§ Entries from a dataset of interfaces

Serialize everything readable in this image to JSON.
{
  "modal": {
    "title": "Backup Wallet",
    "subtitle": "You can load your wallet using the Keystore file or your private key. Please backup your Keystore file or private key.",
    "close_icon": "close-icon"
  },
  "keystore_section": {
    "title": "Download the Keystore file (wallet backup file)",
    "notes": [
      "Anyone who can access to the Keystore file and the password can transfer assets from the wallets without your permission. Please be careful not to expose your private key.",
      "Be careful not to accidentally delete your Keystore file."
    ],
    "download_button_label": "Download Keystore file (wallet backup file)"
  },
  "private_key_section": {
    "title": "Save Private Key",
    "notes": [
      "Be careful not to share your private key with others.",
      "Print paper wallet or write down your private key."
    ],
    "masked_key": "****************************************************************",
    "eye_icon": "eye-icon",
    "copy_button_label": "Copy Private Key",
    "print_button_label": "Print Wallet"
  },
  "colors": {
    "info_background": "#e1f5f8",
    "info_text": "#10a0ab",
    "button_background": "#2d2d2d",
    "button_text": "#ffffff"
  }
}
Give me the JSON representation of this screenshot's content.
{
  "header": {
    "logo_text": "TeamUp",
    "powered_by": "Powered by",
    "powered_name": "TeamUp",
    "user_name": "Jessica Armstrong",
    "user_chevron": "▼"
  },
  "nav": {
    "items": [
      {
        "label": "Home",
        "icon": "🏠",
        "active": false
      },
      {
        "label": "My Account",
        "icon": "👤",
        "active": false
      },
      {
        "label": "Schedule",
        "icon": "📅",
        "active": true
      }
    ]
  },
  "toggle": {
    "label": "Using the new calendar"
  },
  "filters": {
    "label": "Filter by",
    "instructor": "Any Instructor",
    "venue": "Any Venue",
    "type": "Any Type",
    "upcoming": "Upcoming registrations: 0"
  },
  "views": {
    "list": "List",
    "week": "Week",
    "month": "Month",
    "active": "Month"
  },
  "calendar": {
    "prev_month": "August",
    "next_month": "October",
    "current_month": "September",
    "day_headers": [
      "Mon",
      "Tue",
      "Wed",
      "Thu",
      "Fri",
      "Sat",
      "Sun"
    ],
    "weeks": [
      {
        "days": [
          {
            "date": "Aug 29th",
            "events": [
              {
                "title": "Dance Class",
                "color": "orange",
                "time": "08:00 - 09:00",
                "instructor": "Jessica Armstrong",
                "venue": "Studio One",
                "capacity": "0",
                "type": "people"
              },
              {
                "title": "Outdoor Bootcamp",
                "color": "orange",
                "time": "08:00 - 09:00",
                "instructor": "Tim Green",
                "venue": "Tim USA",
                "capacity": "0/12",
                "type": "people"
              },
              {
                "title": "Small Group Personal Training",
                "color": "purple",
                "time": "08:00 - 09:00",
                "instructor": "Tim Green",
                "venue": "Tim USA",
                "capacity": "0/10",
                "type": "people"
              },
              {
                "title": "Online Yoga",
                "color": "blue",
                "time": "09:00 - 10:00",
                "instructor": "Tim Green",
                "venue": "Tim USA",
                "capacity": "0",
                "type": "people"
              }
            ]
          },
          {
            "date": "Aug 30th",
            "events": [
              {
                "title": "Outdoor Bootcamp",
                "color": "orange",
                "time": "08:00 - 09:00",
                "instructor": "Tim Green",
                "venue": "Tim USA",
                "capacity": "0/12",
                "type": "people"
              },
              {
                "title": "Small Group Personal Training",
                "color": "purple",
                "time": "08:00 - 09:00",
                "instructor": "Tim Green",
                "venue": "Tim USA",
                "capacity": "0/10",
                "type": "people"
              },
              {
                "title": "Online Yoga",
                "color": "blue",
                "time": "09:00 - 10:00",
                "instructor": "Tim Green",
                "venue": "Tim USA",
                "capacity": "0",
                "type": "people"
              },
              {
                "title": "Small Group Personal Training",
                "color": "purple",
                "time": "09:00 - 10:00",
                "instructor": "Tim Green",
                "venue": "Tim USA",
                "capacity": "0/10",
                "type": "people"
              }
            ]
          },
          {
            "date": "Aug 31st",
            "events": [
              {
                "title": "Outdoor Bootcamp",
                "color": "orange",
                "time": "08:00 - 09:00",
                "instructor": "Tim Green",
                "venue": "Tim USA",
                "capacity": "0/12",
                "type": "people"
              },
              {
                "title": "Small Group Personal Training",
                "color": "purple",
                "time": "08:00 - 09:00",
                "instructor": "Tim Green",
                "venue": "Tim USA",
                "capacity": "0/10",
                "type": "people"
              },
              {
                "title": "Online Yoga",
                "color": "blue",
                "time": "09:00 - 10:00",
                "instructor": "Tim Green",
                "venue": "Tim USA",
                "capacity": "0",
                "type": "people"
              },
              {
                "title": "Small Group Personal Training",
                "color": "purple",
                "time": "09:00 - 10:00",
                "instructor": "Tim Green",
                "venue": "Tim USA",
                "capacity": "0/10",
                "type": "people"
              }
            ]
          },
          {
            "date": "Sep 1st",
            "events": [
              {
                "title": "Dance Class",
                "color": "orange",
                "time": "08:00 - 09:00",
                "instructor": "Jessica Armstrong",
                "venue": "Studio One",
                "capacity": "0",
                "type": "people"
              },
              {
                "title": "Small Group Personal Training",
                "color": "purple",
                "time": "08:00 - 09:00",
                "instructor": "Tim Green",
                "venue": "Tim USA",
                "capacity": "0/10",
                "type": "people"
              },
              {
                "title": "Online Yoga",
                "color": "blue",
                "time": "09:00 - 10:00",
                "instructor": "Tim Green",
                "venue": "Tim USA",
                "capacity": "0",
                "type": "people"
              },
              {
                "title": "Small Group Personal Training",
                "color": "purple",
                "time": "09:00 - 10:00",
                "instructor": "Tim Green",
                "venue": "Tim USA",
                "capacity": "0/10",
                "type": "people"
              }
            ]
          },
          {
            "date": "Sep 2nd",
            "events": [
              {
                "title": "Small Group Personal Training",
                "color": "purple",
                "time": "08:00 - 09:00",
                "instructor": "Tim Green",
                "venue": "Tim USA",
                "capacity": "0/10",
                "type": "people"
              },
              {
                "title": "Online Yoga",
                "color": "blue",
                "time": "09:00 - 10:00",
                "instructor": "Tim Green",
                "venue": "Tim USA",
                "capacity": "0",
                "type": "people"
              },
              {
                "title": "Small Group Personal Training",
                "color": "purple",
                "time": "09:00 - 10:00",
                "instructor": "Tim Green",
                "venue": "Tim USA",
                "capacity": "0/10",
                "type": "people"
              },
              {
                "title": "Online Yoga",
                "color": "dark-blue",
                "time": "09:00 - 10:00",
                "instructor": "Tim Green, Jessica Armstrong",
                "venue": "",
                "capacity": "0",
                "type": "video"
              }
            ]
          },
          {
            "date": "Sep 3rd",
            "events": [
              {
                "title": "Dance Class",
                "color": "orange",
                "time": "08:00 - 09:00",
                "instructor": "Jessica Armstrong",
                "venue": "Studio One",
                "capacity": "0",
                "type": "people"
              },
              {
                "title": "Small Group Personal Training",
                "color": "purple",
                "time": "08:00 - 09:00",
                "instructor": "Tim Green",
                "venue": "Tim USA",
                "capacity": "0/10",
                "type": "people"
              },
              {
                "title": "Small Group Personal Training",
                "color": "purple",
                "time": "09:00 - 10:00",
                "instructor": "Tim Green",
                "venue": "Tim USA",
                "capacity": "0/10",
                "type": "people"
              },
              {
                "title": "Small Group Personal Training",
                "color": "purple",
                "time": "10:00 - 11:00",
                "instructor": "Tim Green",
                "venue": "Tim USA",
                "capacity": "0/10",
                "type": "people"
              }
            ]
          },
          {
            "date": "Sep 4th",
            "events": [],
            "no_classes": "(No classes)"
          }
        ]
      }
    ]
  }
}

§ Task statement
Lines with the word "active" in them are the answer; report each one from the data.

§ Exercise answer
        "active": false
        "active": false
        "active": true
    "active": "Month"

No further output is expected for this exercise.